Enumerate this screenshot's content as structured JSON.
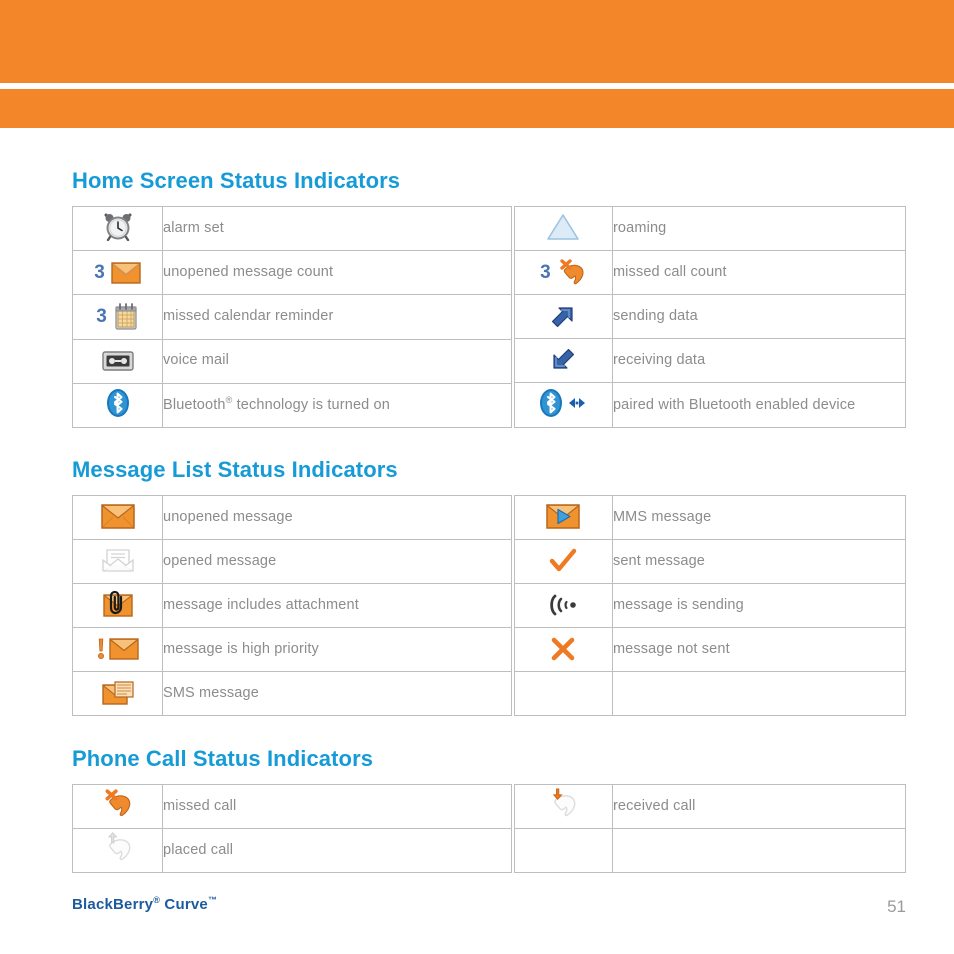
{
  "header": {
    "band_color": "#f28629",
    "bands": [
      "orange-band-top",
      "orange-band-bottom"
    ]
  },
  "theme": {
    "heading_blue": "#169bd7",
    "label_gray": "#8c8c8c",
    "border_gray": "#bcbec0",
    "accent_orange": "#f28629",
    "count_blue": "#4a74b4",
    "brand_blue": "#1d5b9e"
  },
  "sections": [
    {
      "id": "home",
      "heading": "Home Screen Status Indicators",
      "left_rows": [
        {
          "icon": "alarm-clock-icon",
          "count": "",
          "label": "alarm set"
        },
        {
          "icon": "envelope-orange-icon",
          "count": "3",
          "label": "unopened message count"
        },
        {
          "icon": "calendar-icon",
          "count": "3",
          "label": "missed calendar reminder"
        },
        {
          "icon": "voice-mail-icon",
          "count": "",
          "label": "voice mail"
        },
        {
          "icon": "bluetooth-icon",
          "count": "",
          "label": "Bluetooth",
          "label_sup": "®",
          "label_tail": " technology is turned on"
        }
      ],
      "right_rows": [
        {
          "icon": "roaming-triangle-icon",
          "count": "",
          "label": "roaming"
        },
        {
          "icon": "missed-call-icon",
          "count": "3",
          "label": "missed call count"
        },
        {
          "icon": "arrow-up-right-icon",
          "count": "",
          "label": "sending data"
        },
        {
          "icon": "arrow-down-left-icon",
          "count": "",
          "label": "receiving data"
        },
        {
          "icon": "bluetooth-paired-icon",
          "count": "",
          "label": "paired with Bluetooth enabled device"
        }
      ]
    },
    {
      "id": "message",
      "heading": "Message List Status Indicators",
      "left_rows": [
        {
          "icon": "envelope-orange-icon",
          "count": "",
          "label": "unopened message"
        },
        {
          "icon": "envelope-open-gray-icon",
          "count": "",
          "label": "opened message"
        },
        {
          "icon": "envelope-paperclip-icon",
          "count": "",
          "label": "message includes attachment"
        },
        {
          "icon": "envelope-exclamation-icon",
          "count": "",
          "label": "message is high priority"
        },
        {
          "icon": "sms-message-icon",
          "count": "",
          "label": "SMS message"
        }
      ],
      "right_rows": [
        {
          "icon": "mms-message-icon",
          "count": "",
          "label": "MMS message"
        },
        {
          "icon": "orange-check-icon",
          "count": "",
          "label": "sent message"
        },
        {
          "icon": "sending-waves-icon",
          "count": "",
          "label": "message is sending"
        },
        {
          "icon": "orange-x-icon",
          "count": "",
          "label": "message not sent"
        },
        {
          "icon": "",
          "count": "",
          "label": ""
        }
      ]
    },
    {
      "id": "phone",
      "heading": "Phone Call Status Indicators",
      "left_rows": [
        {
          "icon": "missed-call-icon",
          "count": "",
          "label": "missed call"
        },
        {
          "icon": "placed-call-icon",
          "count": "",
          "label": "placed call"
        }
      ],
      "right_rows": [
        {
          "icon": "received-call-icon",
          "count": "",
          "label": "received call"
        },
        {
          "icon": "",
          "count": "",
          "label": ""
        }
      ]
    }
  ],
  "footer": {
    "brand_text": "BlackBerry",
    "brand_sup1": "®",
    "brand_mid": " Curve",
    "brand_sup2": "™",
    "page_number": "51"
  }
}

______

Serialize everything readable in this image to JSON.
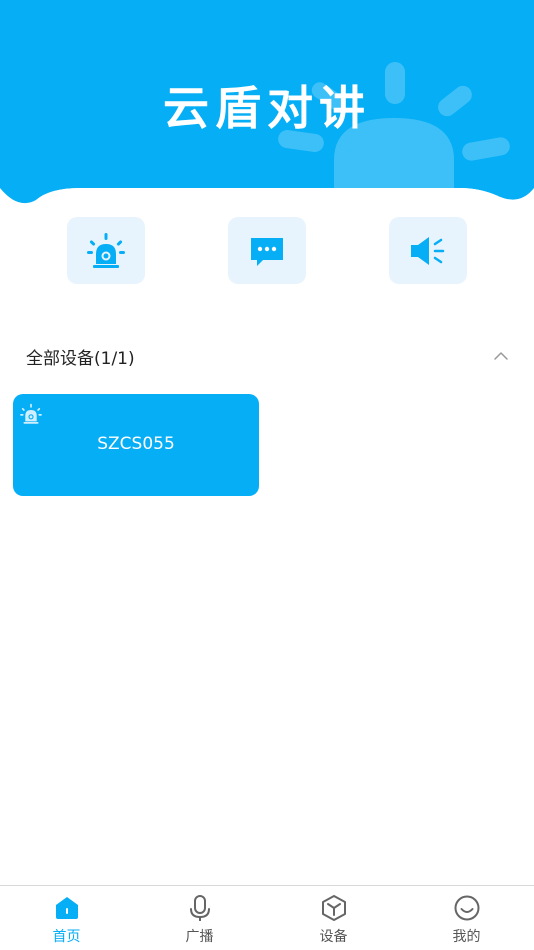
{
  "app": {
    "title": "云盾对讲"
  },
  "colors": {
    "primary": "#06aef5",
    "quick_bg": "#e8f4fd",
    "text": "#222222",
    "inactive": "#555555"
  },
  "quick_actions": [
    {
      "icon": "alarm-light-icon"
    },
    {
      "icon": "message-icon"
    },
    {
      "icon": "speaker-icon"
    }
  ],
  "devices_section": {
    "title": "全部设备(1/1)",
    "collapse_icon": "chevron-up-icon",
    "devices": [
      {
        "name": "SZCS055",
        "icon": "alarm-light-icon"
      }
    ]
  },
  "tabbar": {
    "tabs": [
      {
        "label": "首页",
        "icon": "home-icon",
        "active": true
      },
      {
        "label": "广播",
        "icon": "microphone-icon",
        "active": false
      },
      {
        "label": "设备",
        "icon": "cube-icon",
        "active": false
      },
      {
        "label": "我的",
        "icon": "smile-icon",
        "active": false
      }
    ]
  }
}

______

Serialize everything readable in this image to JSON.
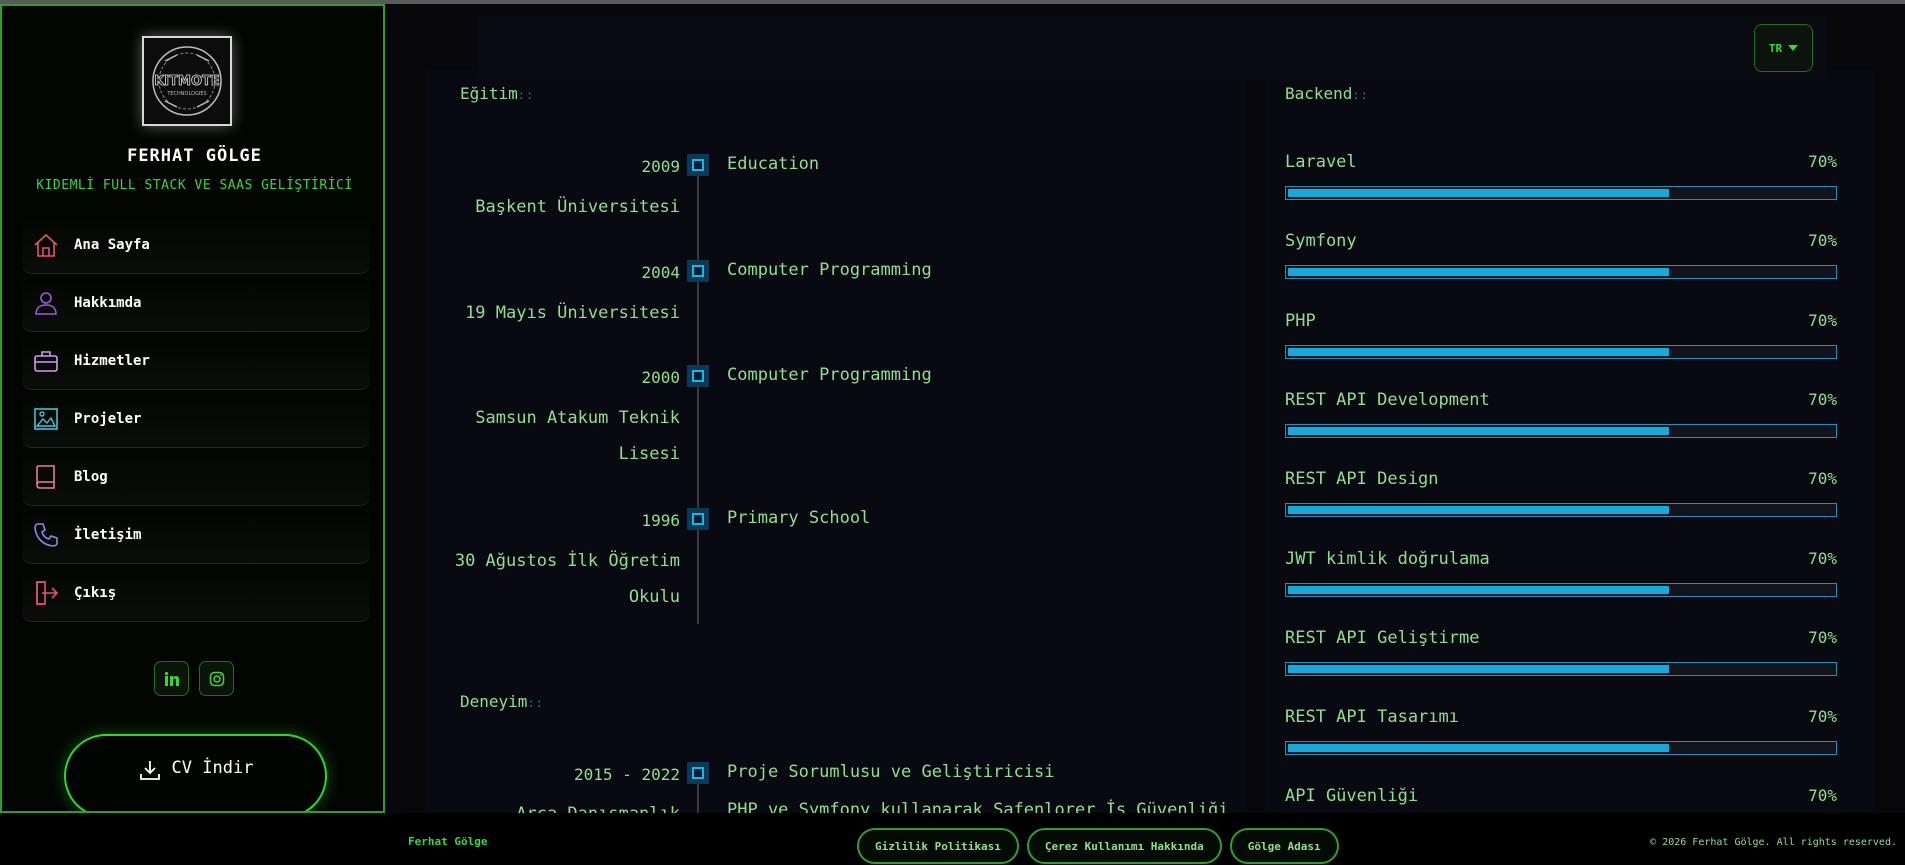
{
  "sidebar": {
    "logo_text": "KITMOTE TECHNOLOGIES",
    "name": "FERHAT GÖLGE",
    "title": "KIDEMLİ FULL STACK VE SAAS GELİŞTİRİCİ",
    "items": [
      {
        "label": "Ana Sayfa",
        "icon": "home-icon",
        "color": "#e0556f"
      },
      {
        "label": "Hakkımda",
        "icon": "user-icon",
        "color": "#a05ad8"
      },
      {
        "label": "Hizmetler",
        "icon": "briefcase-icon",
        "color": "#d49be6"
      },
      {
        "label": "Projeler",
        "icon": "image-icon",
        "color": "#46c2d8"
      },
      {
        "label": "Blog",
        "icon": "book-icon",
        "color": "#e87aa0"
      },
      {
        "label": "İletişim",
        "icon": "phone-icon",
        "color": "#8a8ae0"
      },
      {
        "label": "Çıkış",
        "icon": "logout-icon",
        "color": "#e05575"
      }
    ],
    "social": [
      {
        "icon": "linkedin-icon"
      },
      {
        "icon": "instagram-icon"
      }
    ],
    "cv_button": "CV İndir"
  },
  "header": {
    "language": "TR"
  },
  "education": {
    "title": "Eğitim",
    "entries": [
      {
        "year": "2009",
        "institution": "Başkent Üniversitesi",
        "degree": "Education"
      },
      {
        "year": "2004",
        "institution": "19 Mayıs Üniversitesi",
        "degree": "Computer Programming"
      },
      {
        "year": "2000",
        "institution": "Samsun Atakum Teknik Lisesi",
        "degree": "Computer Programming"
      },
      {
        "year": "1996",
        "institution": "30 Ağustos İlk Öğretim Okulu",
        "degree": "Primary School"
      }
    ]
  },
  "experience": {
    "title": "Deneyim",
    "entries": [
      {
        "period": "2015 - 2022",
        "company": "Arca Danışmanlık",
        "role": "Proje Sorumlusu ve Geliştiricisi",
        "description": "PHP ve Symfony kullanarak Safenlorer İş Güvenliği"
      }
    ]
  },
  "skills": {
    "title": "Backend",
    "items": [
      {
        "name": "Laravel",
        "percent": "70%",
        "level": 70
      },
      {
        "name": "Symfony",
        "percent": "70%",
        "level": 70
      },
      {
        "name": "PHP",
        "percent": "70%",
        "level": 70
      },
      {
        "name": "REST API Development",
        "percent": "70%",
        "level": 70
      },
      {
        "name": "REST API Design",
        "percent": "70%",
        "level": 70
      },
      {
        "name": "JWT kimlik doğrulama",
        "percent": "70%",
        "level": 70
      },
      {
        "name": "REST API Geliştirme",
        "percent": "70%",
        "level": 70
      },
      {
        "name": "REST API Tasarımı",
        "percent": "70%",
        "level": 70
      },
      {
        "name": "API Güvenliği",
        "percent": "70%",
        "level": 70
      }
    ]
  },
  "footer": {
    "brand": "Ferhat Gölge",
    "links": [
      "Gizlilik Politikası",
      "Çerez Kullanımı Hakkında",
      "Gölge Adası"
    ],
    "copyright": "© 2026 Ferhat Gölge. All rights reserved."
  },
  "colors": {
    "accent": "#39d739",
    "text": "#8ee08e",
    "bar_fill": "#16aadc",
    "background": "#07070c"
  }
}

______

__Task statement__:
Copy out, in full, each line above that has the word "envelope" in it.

__Task output__:
          "icon": "envelope-orange-icon",
          "icon": "envelope-orange-icon",
          "icon": "envelope-open-gray-icon",
          "icon": "envelope-paperclip-icon",
          "icon": "envelope-exclamation-icon",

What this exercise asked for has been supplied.